“Using our online tools, it is possible to soar thousands of feet above a glacier and view it in its entirety, or zoom down to the ground and explore pebbles embedded in the ice,” the Glacier Works team wrote on its Facebook page. “Our high-resolution gigapixel photography enables viewers to experience the glaciers as never before: up-close and with extreme precision.”

The end project will be made of up of more than 400 individual photos, each taken with a 300mm lens, Breashears told NPR. When it’s done, you’ll be able to zoom in close enough to virtually enter a Tibetan monastery or the tent of a climber.

The idea goes beyond a pretty picture.

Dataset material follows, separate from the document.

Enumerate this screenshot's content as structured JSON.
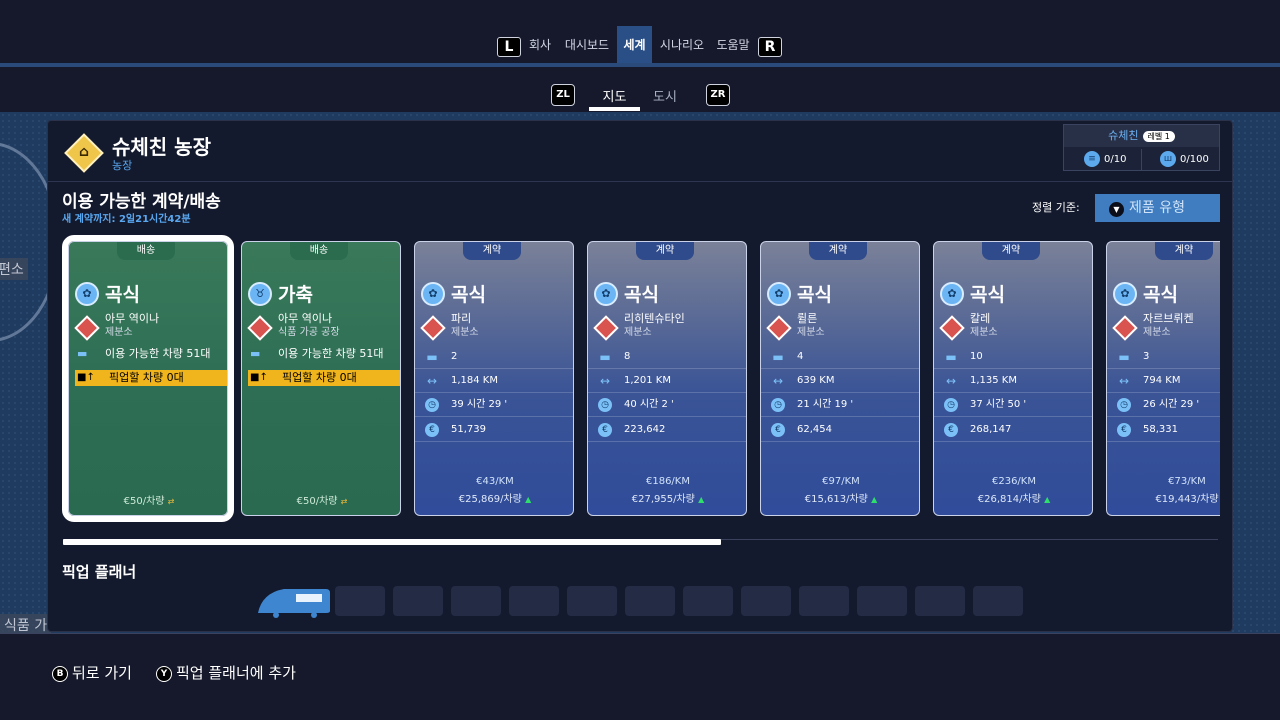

“I have myself climbed Everest five times, Breashears told NPR. “And when I’m breathless at 18,000 or 19,000 feet recording images, I have very little time to study them out and learn about it, and of course I can’t focus my eyes as closely as that lens can. So as I sit there and examine that image in all its beauty and glory, I find other things I’ve never noticed before, especially as they relate to how climate change has affected the mountain.”

The new project will compare today’s images of the mountain to photos taken decades ago, to show how the landscape has changed in the face of warming planet. The results will likely take your breath away.

Credit: David Breashears, GlacierWorks